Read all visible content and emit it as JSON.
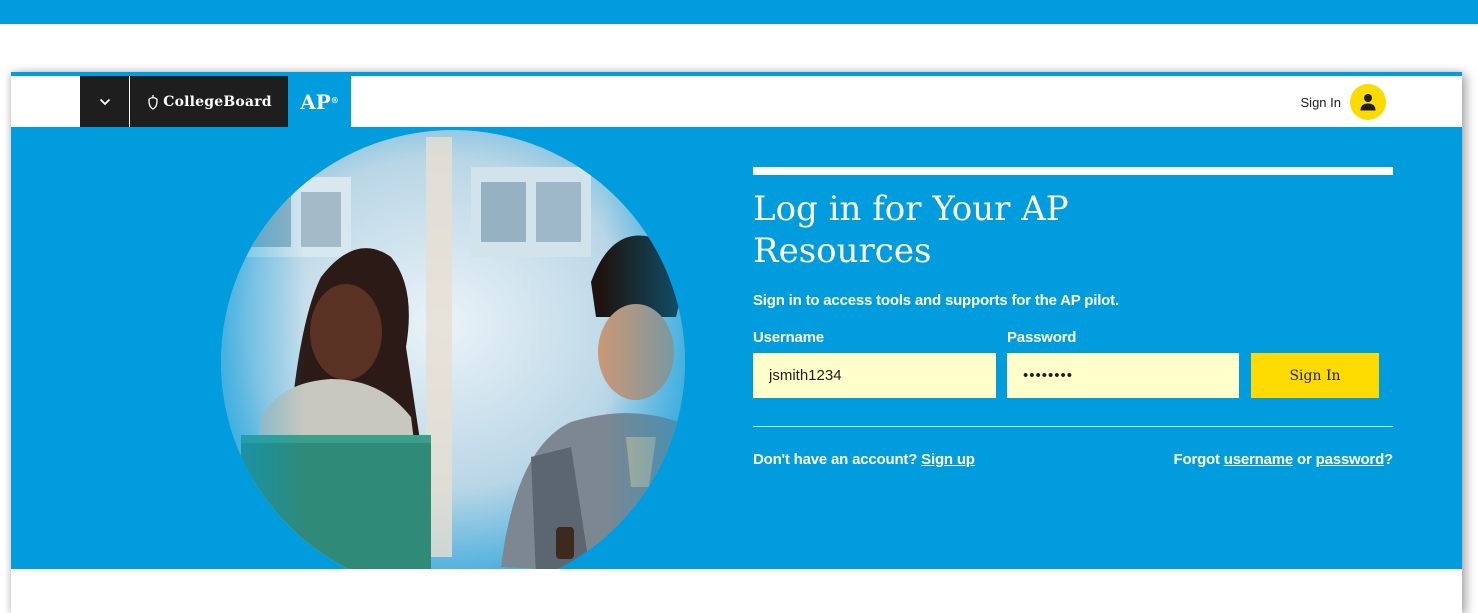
{
  "colors": {
    "brand_blue": "#009cde",
    "nav_dark": "#1e1e1e",
    "accent_yellow": "#fedb00",
    "input_bg": "#ffffcc"
  },
  "navbar": {
    "dropdown_icon": "chevron-down-icon",
    "brand_logo_icon": "acorn-icon",
    "brand_name": "CollegeBoard",
    "program_label": "AP",
    "program_mark": "®",
    "sign_in_label": "Sign In",
    "account_icon": "user-icon"
  },
  "login": {
    "title": "Log in for Your AP Resources",
    "subtitle": "Sign in to access tools and supports for the AP pilot.",
    "username": {
      "label": "Username",
      "value": "jsmith1234"
    },
    "password": {
      "label": "Password",
      "value": "jsmith12"
    },
    "submit_label": "Sign In",
    "no_account_text": "Don't have an account? ",
    "sign_up_link": "Sign up",
    "forgot_prefix": "Forgot ",
    "forgot_username_link": "username",
    "forgot_or": " or ",
    "forgot_password_link": "password",
    "forgot_suffix": "?"
  }
}
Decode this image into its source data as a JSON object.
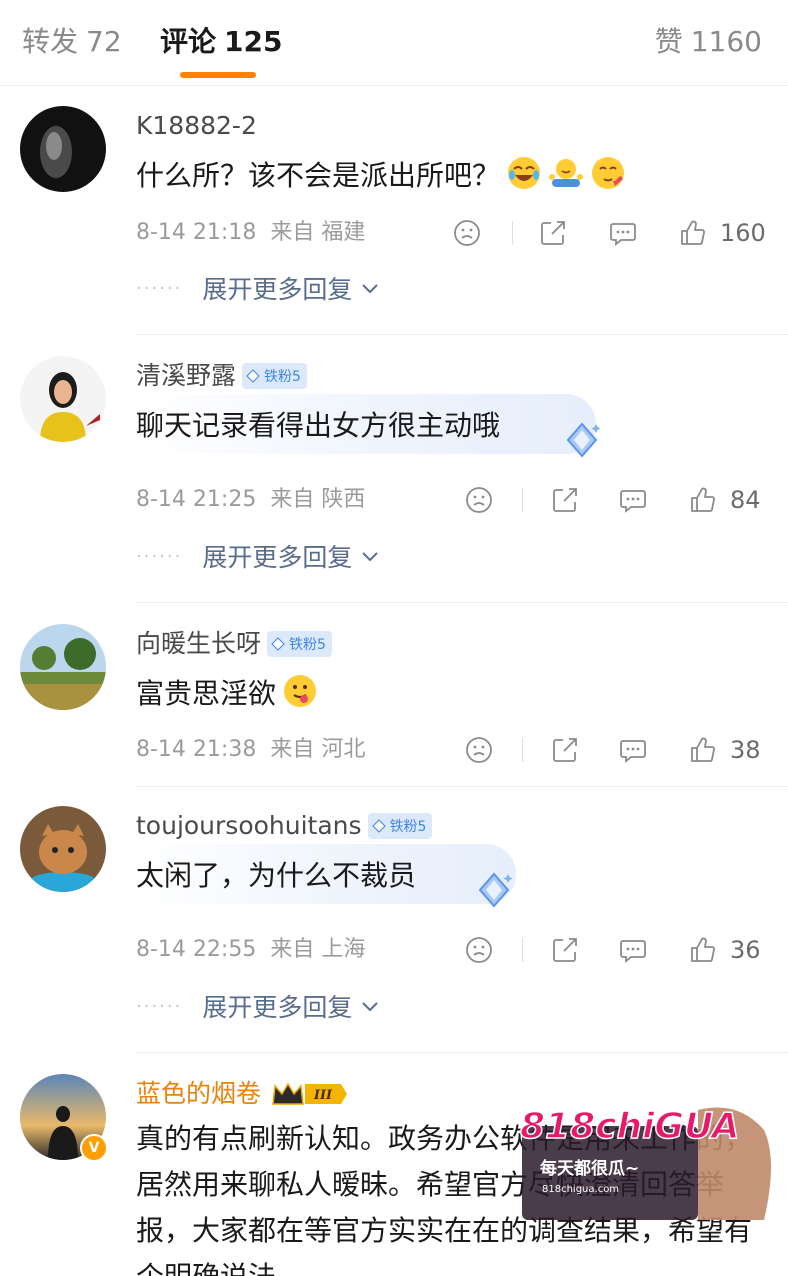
{
  "tabs": {
    "repost": {
      "label": "转发",
      "count": "72"
    },
    "comments": {
      "label": "评论",
      "count": "125"
    },
    "likes": {
      "label": "赞",
      "count": "1160"
    }
  },
  "expand_label": "展开更多回复",
  "comments": [
    {
      "user": "K18882-2",
      "text": "什么所？该不会是派出所吧？",
      "time": "8-14 21:18",
      "from": "来自 福建",
      "likes": "160"
    },
    {
      "user": "清溪野露",
      "badge": "铁粉5",
      "text": "聊天记录看得出女方很主动哦",
      "time": "8-14 21:25",
      "from": "来自 陕西",
      "likes": "84"
    },
    {
      "user": "向暖生长呀",
      "badge": "铁粉5",
      "text": "富贵思淫欲",
      "time": "8-14 21:38",
      "from": "来自 河北",
      "likes": "38"
    },
    {
      "user": "toujoursoohuitans",
      "badge": "铁粉5",
      "text": "太闲了，为什么不裁员",
      "time": "8-14 22:55",
      "from": "来自 上海",
      "likes": "36"
    },
    {
      "user": "蓝色的烟卷",
      "crown_level": "III",
      "text": "真的有点刷新认知。政务办公软件是用来工作的，居然用来聊私人暧昧。希望官方尽快澄清回答举报，大家都在等官方实实在在的调查结果，希望有个明确说法"
    }
  ],
  "watermark": {
    "brand": "818chiGUA",
    "slogan": "每天都很瓜~",
    "domain": "818chigua.com"
  },
  "colors": {
    "accent": "#ff8200",
    "link": "#5a6c8c",
    "fan_badge": "#3f86e8",
    "vip_name": "#e8830e"
  }
}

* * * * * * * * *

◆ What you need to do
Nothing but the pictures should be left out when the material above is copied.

◆ Your response
Read all visible content and emit it as JSON.
{
  "colors": {
    "brand_blue": "#009cde",
    "nav_dark": "#1e1e1e",
    "accent_yellow": "#fedb00",
    "input_bg": "#ffffcc"
  },
  "navbar": {
    "dropdown_icon": "chevron-down-icon",
    "brand_logo_icon": "acorn-icon",
    "brand_name": "CollegeBoard",
    "program_label": "AP",
    "program_mark": "®",
    "sign_in_label": "Sign In",
    "account_icon": "user-icon"
  },
  "login": {
    "title": "Log in for Your AP Resources",
    "subtitle": "Sign in to access tools and supports for the AP pilot.",
    "username": {
      "label": "Username",
      "value": "jsmith1234"
    },
    "password": {
      "label": "Password",
      "value": "jsmith12"
    },
    "submit_label": "Sign In",
    "no_account_text": "Don't have an account? ",
    "sign_up_link": "Sign up",
    "forgot_prefix": "Forgot ",
    "forgot_username_link": "username",
    "forgot_or": " or ",
    "forgot_password_link": "password",
    "forgot_suffix": "?"
  }
}
Decode this image into its source data as a JSON object.
{
  "tabs": {
    "repost": {
      "label": "转发",
      "count": "72"
    },
    "comments": {
      "label": "评论",
      "count": "125"
    },
    "likes": {
      "label": "赞",
      "count": "1160"
    }
  },
  "expand_label": "展开更多回复",
  "comments": [
    {
      "user": "K18882-2",
      "text": "什么所？该不会是派出所吧？",
      "time": "8-14 21:18",
      "from": "来自 福建",
      "likes": "160"
    },
    {
      "user": "清溪野露",
      "badge": "铁粉5",
      "text": "聊天记录看得出女方很主动哦",
      "time": "8-14 21:25",
      "from": "来自 陕西",
      "likes": "84"
    },
    {
      "user": "向暖生长呀",
      "badge": "铁粉5",
      "text": "富贵思淫欲",
      "time": "8-14 21:38",
      "from": "来自 河北",
      "likes": "38"
    },
    {
      "user": "toujoursoohuitans",
      "badge": "铁粉5",
      "text": "太闲了，为什么不裁员",
      "time": "8-14 22:55",
      "from": "来自 上海",
      "likes": "36"
    },
    {
      "user": "蓝色的烟卷",
      "crown_level": "III",
      "text": "真的有点刷新认知。政务办公软件是用来工作的，居然用来聊私人暧昧。希望官方尽快澄清回答举报，大家都在等官方实实在在的调查结果，希望有个明确说法"
    }
  ],
  "watermark": {
    "brand": "818chiGUA",
    "slogan": "每天都很瓜~",
    "domain": "818chigua.com"
  },
  "colors": {
    "accent": "#ff8200",
    "link": "#5a6c8c",
    "fan_badge": "#3f86e8",
    "vip_name": "#e8830e"
  }
}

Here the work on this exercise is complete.